* TRY IT *
Among the records below, which lines contain the string "true"? Report them.

━━━━━━━━

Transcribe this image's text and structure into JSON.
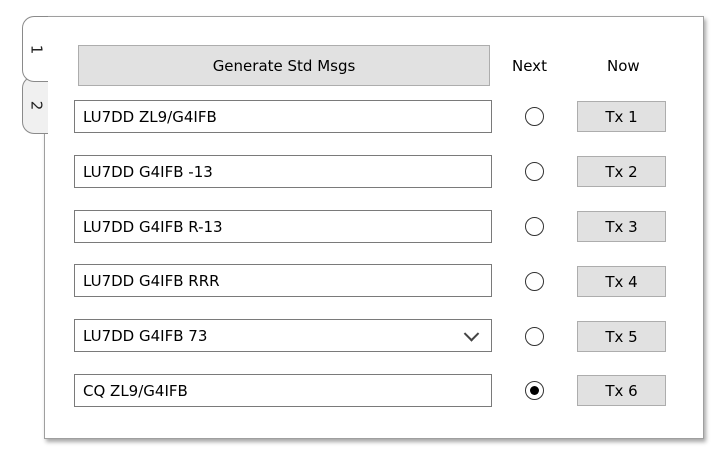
{
  "tabs": [
    {
      "label": "1",
      "selected": true
    },
    {
      "label": "2",
      "selected": false
    }
  ],
  "header": {
    "generate_label": "Generate Std Msgs",
    "next_label": "Next",
    "now_label": "Now"
  },
  "messages": [
    {
      "text": "LU7DD ZL9/G4IFB",
      "tx_label": "Tx 1",
      "next_selected": false,
      "dropdown": false
    },
    {
      "text": "LU7DD G4IFB -13",
      "tx_label": "Tx 2",
      "next_selected": false,
      "dropdown": false
    },
    {
      "text": "LU7DD G4IFB R-13",
      "tx_label": "Tx 3",
      "next_selected": false,
      "dropdown": false
    },
    {
      "text": "LU7DD G4IFB RRR",
      "tx_label": "Tx 4",
      "next_selected": false,
      "dropdown": false
    },
    {
      "text": "LU7DD G4IFB 73",
      "tx_label": "Tx 5",
      "next_selected": false,
      "dropdown": true
    },
    {
      "text": "CQ ZL9/G4IFB",
      "tx_label": "Tx 6",
      "next_selected": true,
      "dropdown": false
    }
  ],
  "icons": {
    "dropdown": "chevron-down-icon"
  }
}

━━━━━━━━

* WORKED SOLUTION *
      "selected": true
      "dropdown": true
      "next_selected": true,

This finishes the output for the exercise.